it was a triumphant and harum-scarum batsman’s day for England, who scored 383 runs in 88 overs. Nevertheless at its end, they remain 80 behind. Much seems possible in the last two days.
England had a great day at bat, going through different phases. It’s been a long-awaited century for Ollie Pope and another for Joe Root, although that’s routine these days. Alex Lees gave an early test of half a century, and Ben Stokes provided a brief period of carnage that once again changed the complexion of the game.
New Zealand raced to make it 553 in the first set, and England fought fire with fire. New Zealand must win if they are to triumph in this series, but even under difficult circumstances England are showing no signs that they would be content to escape with a draw just yet.
Beginning on night two, when the two had significant lucky breaks when they were dropped by Centurion Daryl Mitchell on the first slip, Lees and Pope shared 141.
These were defining runs for both men. First up is Lees, who looks better with each passing Test round, and has ditched his habit of falling between 20 and 31. He looks confident, driving, cutting and flicking with power. At 67, he just got a bit greedy, following a good pass with a big drive that found its way to the first slide.
Pope had thankfully allowed Lees, then Root, to play the lead in a morning session that saw him face just 30 balls in 15 overs, at one point.
There was a time when he might have gotten impatient, but he hung on admirably and had fun in a wicketless afternoon session. He reached his hundred, his second in Test cricket and the first since moving to No.3 in the summer, with a leg two turn. His strengths were his cover drive, the stroke of his pads and the cut, as well as his crisp run between the wickets.
Pope opened his shoulders after reaching his hundredth birthday, which was celebrated as vigorously by his partner, Root, as Pope himself. There was a hard-cut four, then an upper cut six.
This was a long time coming for Pope, given that his first hundred arrived in January 2020. At this point his average was in the forties, he was tucked away safely at No 6 as he lay down to test cricket. Since then, things have become more difficult. Injuries and mangled thinking caused him to fall badly.
Root hit his 100’s shortly before tea break. There were a few scares, like when he clipped Trent Boult through the hands of the second slide, high above the head, and when he edged a sweep attempt from Tim Southee. But he was in beautifully fluid form, driving all over the offside and whipping draws. Perhaps his accuracy was most striking: At one point New Zealand had four outfielders in the covers, and he threaded a drive between them. In 116 balls, it was his fastest hundred test.

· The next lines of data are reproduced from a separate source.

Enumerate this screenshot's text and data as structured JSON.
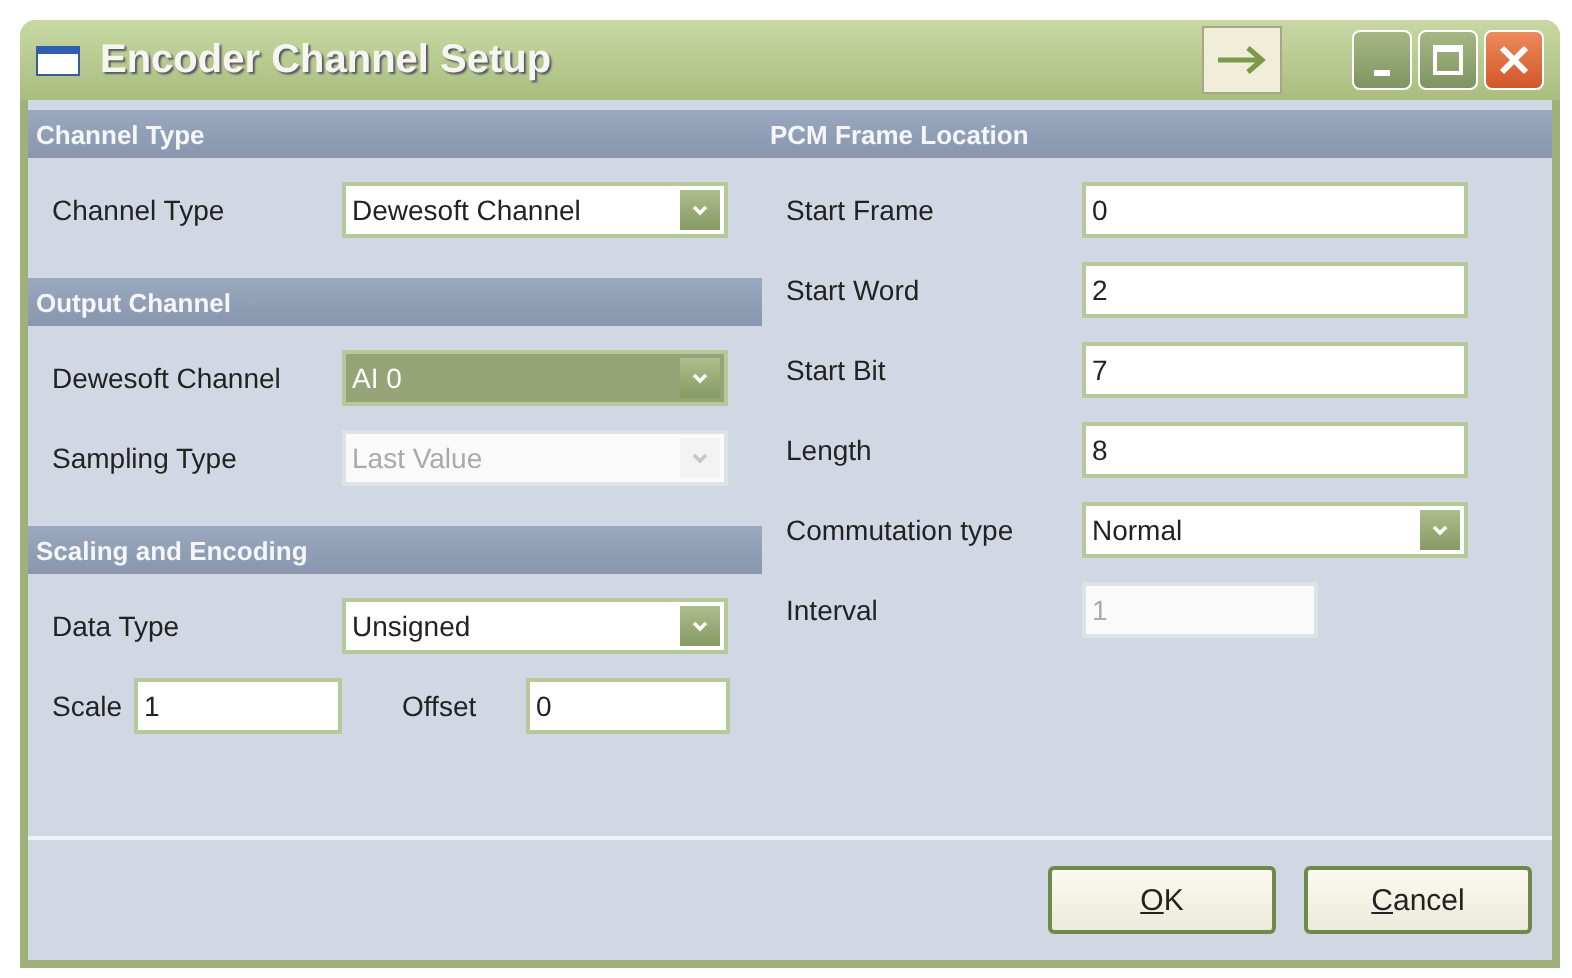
{
  "window": {
    "title": "Encoder Channel Setup"
  },
  "left_sections": [
    {
      "header": "Channel Type",
      "rows": [
        {
          "kind": "combo",
          "label": "Channel Type",
          "value": "Dewesoft Channel",
          "disabled": false,
          "selected": false
        }
      ]
    },
    {
      "header": "Output Channel",
      "rows": [
        {
          "kind": "combo",
          "label": "Dewesoft Channel",
          "value": "AI 0",
          "disabled": false,
          "selected": true
        },
        {
          "kind": "combo",
          "label": "Sampling Type",
          "value": "Last Value",
          "disabled": true,
          "selected": false
        }
      ]
    },
    {
      "header": "Scaling and Encoding",
      "rows": [
        {
          "kind": "combo",
          "label": "Data Type",
          "value": "Unsigned",
          "disabled": false,
          "selected": false
        },
        {
          "kind": "pair",
          "label": "Scale",
          "value": "1",
          "label2": "Offset",
          "value2": "0"
        }
      ]
    }
  ],
  "right_section": {
    "header": "PCM Frame Location",
    "rows": [
      {
        "kind": "text",
        "label": "Start Frame",
        "value": "0",
        "disabled": false
      },
      {
        "kind": "text",
        "label": "Start Word",
        "value": "2",
        "disabled": false
      },
      {
        "kind": "text",
        "label": "Start Bit",
        "value": "7",
        "disabled": false
      },
      {
        "kind": "text",
        "label": "Length",
        "value": "8",
        "disabled": false
      },
      {
        "kind": "combo",
        "label": "Commutation type",
        "value": "Normal",
        "disabled": false
      },
      {
        "kind": "short",
        "label": "Interval",
        "value": "1",
        "disabled": true
      }
    ]
  },
  "buttons": [
    {
      "accel": "O",
      "label": "K"
    },
    {
      "accel": "C",
      "label": "ancel"
    }
  ]
}
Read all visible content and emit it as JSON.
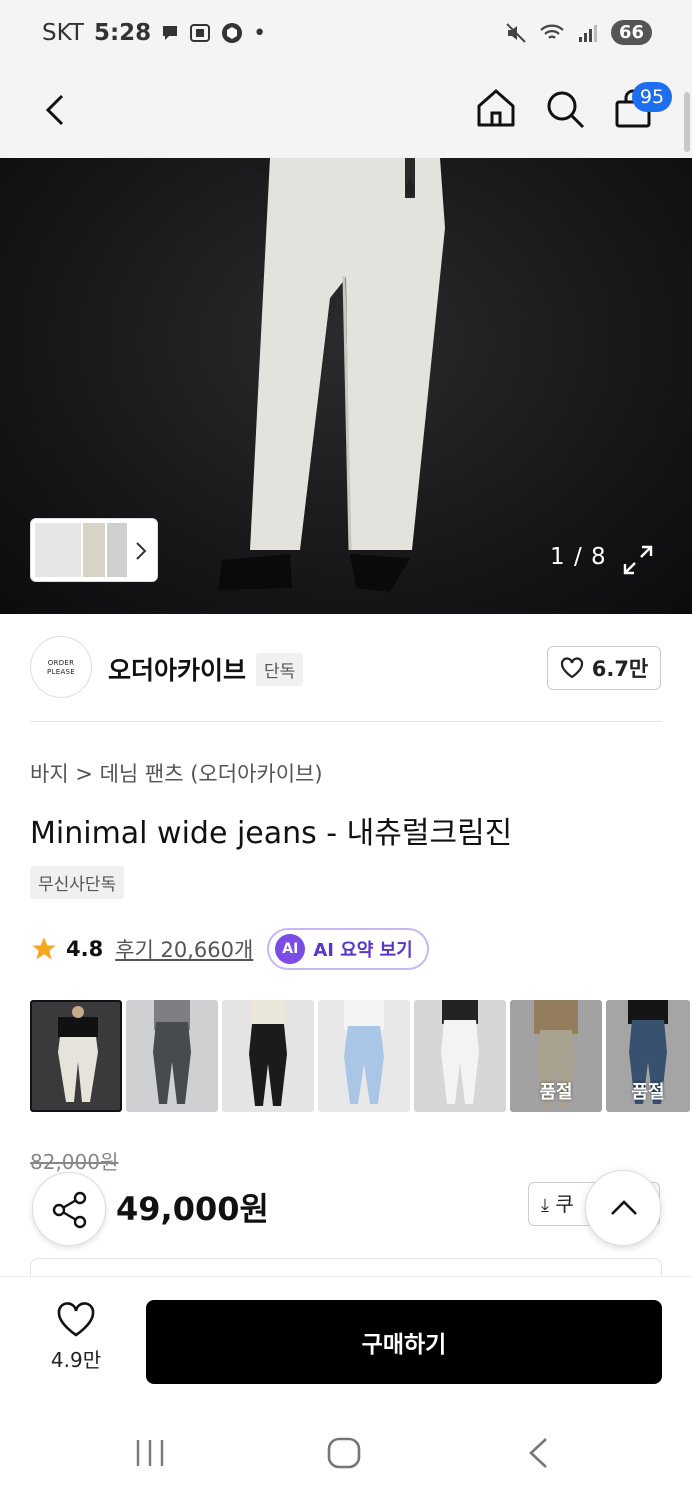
{
  "status_bar": {
    "carrier": "SKT",
    "time": "5:28",
    "battery": "66"
  },
  "header": {
    "cart_count": "95"
  },
  "gallery": {
    "counter": "1 / 8"
  },
  "brand": {
    "logo_text_line1": "ORDER",
    "logo_text_line2": "PLEASE",
    "name": "오더아카이브",
    "tag": "단독",
    "likes": "6.7만"
  },
  "breadcrumb": {
    "category": "바지",
    "subcategory": "데님 팬츠 (오더아카이브)"
  },
  "product": {
    "title": "Minimal wide jeans - 내츄럴크림진",
    "exclusive_tag": "무신사단독",
    "rating": "4.8",
    "reviews": "후기 20,660개",
    "ai_badge": "AI",
    "ai_summary": "AI 요약 보기",
    "original_price": "82,000원",
    "price": "49,000원",
    "coupon_label": "쿠"
  },
  "colors": [
    {
      "selected": true,
      "soldout": ""
    },
    {
      "selected": false,
      "soldout": ""
    },
    {
      "selected": false,
      "soldout": ""
    },
    {
      "selected": false,
      "soldout": ""
    },
    {
      "selected": false,
      "soldout": ""
    },
    {
      "selected": false,
      "soldout": "품절"
    },
    {
      "selected": false,
      "soldout": "품절"
    }
  ],
  "bottom": {
    "wishlist_count": "4.9만",
    "buy_label": "구매하기"
  },
  "accent_colors": {
    "badge_blue": "#1e6ff0",
    "ai_purple": "#7b4ce6",
    "star": "#f5a623"
  }
}
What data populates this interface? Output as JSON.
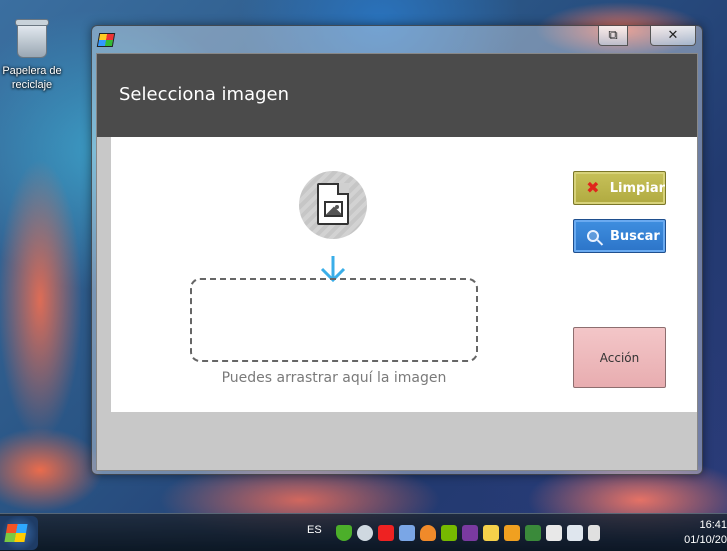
{
  "desktop": {
    "recycle_bin_label": "Papelera de reciclaje"
  },
  "window": {
    "controls": {
      "restore_label": "⧉",
      "close_label": "✕"
    },
    "header": {
      "title": "Selecciona imagen"
    },
    "drop_hint": "Puedes arrastrar aquí la imagen",
    "buttons": {
      "clear_label": "Limpiar",
      "search_label": "Buscar",
      "action_label": "Acción"
    },
    "icons": {
      "file": "image-file-icon",
      "arrow": "arrow-down-icon",
      "clear": "x-icon",
      "search": "magnifier-icon"
    }
  },
  "taskbar": {
    "language": "ES",
    "clock_time": "16:41",
    "clock_date": "01/10/20",
    "tray_icons": [
      "shield-icon",
      "network-icon",
      "antivirus-icon",
      "app-icon",
      "flame-icon",
      "nvidia-icon",
      "notes-icon",
      "mail-icon",
      "outlook-icon",
      "check-icon",
      "flag-icon",
      "screen-icon",
      "speaker-icon"
    ]
  },
  "colors": {
    "header_bg": "#4b4b4b",
    "clear_button": "#c7c15a",
    "search_button": "#3f8fe0",
    "action_button": "#f0bcbf",
    "arrow": "#3aaee8"
  }
}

Pope went down after tea, edging out long-legged Boult with the new ball in play, and Jonny Bairstow didn’t last long. He got the slightest feather of a glove from Boult, pairing Root and Stokes.

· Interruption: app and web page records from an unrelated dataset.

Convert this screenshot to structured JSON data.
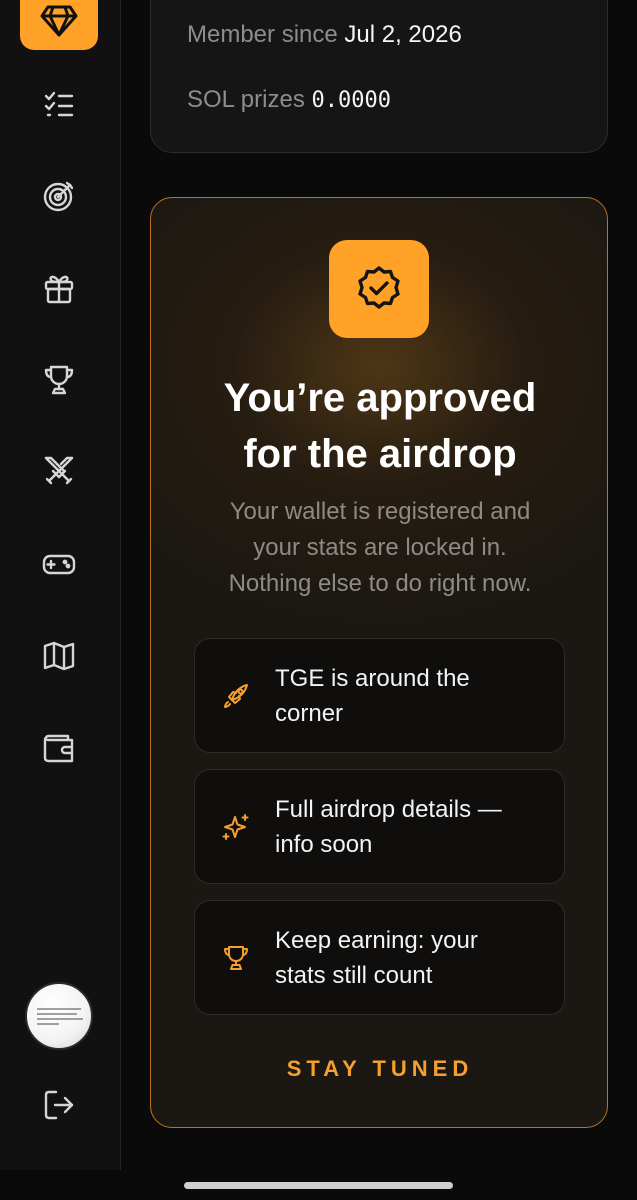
{
  "sidebar": {
    "logo_icon": "diamond-icon",
    "items": [
      {
        "icon": "checklist-icon"
      },
      {
        "icon": "target-icon"
      },
      {
        "icon": "gift-icon"
      },
      {
        "icon": "trophy-icon"
      },
      {
        "icon": "crossed-swords-icon"
      },
      {
        "icon": "gamepad-icon"
      },
      {
        "icon": "map-icon"
      },
      {
        "icon": "wallet-icon"
      }
    ],
    "bottom": {
      "avatar": "avatar",
      "logout_icon": "logout-icon"
    }
  },
  "profile": {
    "member_since_label": "Member since",
    "member_since_value": "Jul 2, 2026",
    "sol_prizes_label": "SOL prizes",
    "sol_prizes_value": "0.0000"
  },
  "airdrop": {
    "badge_icon": "verified-badge-icon",
    "title_line1": "You’re approved",
    "title_line2": "for the airdrop",
    "subtitle_line1": "Your wallet is registered and",
    "subtitle_line2": "your stats are locked in.",
    "subtitle_line3": "Nothing else to do right now.",
    "items": [
      {
        "icon": "rocket-icon",
        "line1": "TGE is around the",
        "line2": "corner"
      },
      {
        "icon": "sparkles-icon",
        "line1": "Full airdrop details —",
        "line2": "info soon"
      },
      {
        "icon": "trophy-icon",
        "line1": "Keep earning: your",
        "line2": "stats still count"
      }
    ],
    "footer": "STAY TUNED"
  },
  "colors": {
    "accent": "#ffa227",
    "background": "#0a0a0a",
    "card_border": "#b9741d"
  }
}
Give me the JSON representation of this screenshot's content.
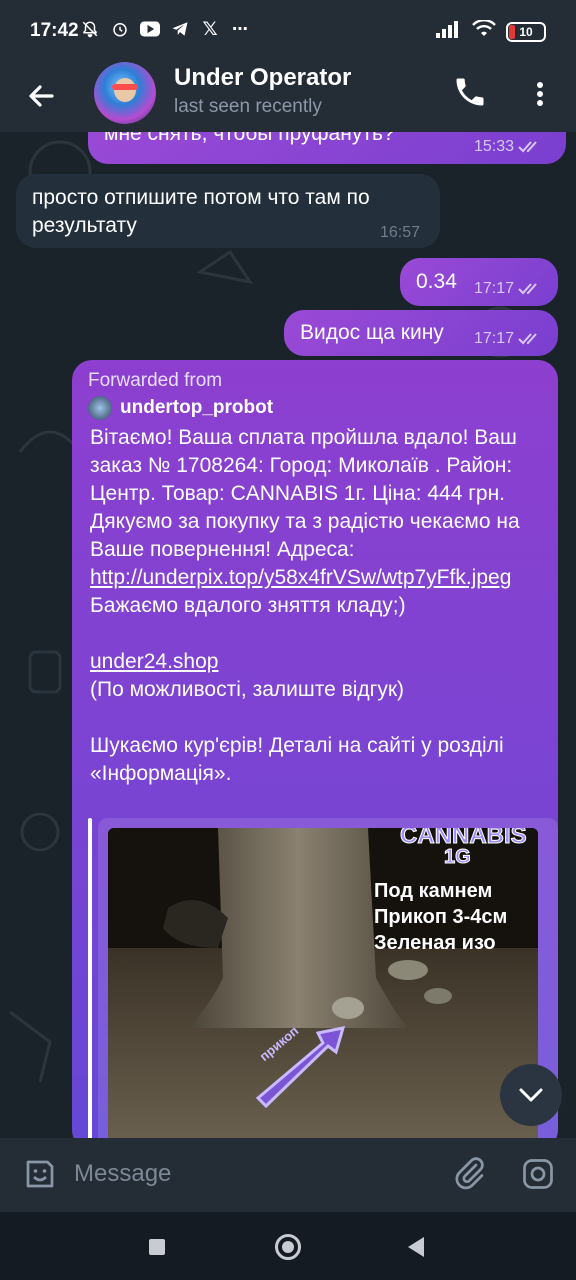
{
  "status_bar": {
    "time": "17:42",
    "battery": "10",
    "icons": [
      "mute-icon",
      "alarm-icon",
      "youtube-icon",
      "telegram-icon",
      "x-icon",
      "more-icon"
    ]
  },
  "header": {
    "title": "Under Operator",
    "subtitle": "last seen recently"
  },
  "messages": [
    {
      "text": "мне снять, чтобы пруфануть?",
      "time": "15:33",
      "direction": "out"
    },
    {
      "text": "просто отпишите потом что там по результату",
      "time": "16:57",
      "direction": "in"
    },
    {
      "text": "0.34",
      "time": "17:17",
      "direction": "out"
    },
    {
      "text": "Видос ща кину",
      "time": "17:17",
      "direction": "out"
    }
  ],
  "forward": {
    "label": "Forwarded from",
    "source": "undertop_probot",
    "line1": "Вітаємо! Ваша сплата пройшла вдало! Ваш заказ № 1708264: Город: Миколаїв . Район: Центр. Товар: CANNABIS 1г. Ціна: 444 грн. Дякуємо за покупку та з радістю чекаємо на Ваше повернення! Адреса: ",
    "link1": "http://underpix.top/y58x4frVSw/wtp7yFfk.jpeg",
    "line2": " Бажаємо вдалого зняття кладу;)",
    "link2": "under24.shop",
    "line3": "(По можливості, залиште відгук)",
    "line4": "Шукаємо кур'єрів! Деталі на сайті у розділі «Інформація».",
    "photo": {
      "title": "CANNABIS",
      "subtitle": "1G",
      "lines": [
        "Под камнем",
        "Прикоп 3-4см",
        "Зеленая изо"
      ],
      "arrow_label": "прикоп"
    }
  },
  "input": {
    "placeholder": "Message"
  }
}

Root relaxed as Stokes tossed the ground seams, including a six from Kyle Jamieson, who was quickly stopped with a sore back. Stokes took Michael Bracewell’s rotation but was caught deep for 46 from 33 balls. The partnership was 61 from 56 balls – and England suddenly seemed to be pushing for the win.

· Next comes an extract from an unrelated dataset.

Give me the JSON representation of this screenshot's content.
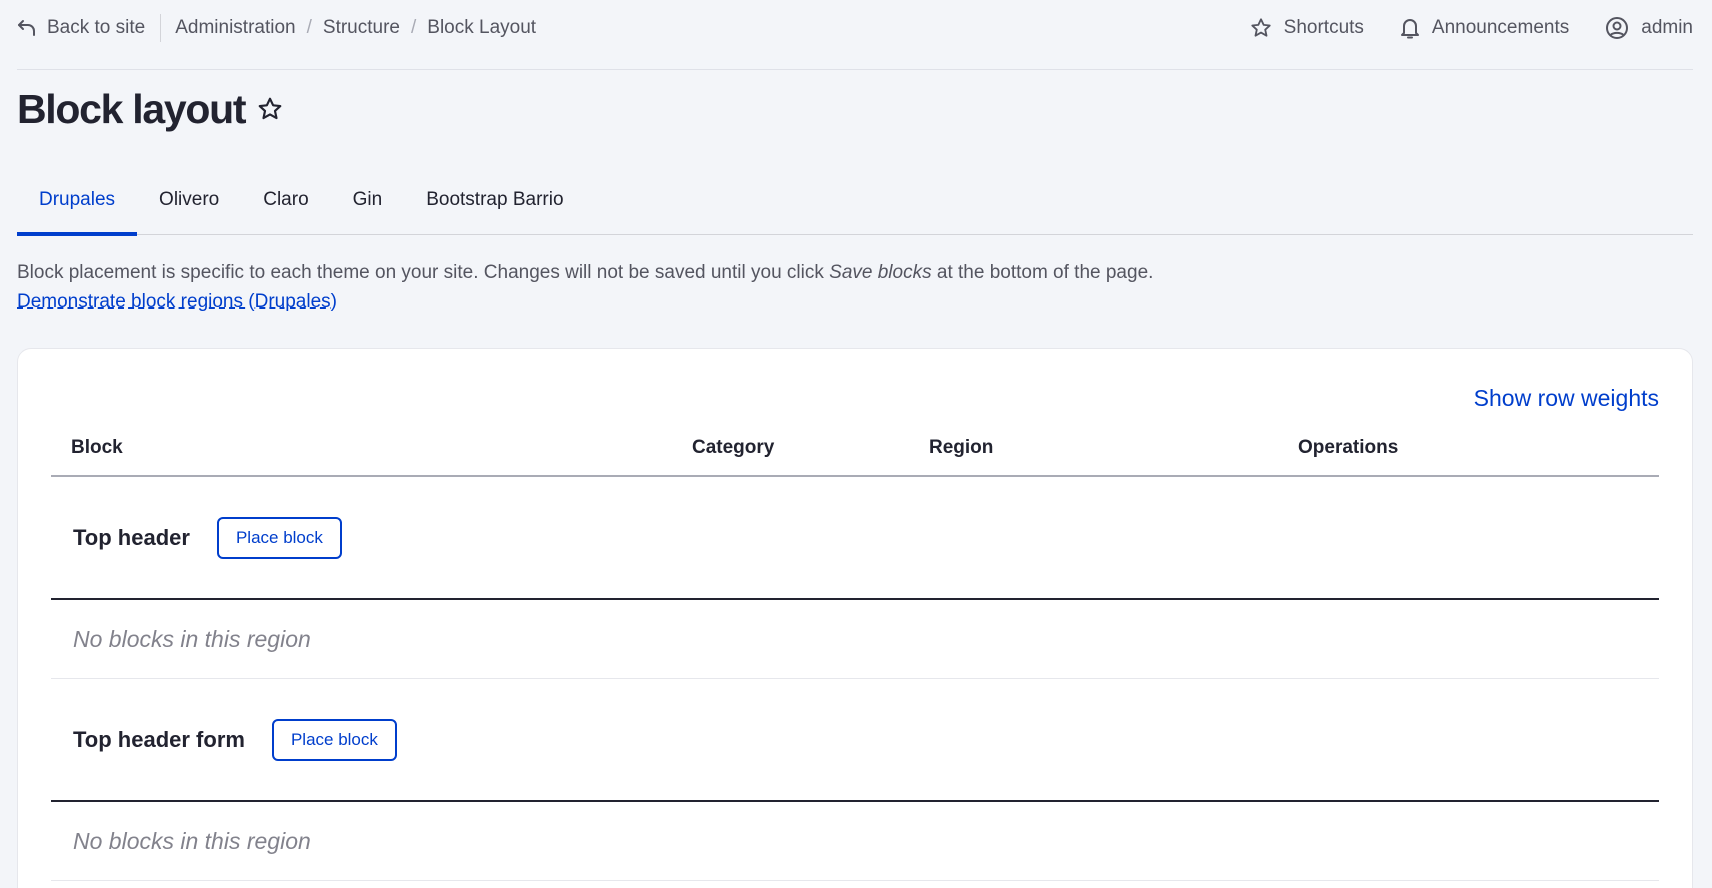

For Root, the rest of the day – with Ben Foakes – was an exercise in ticking off race by race. He moved up to 12th place in the all-time test score rankings, overtaking Younis Khan and Sunil Gavaskar. His average was over fifty. And, approaching the stumps, it lifted its sixth score over 150 since the start of 2021.
As England advance to day four, there is still much to add. They will need it if they want to win and avoid defeat.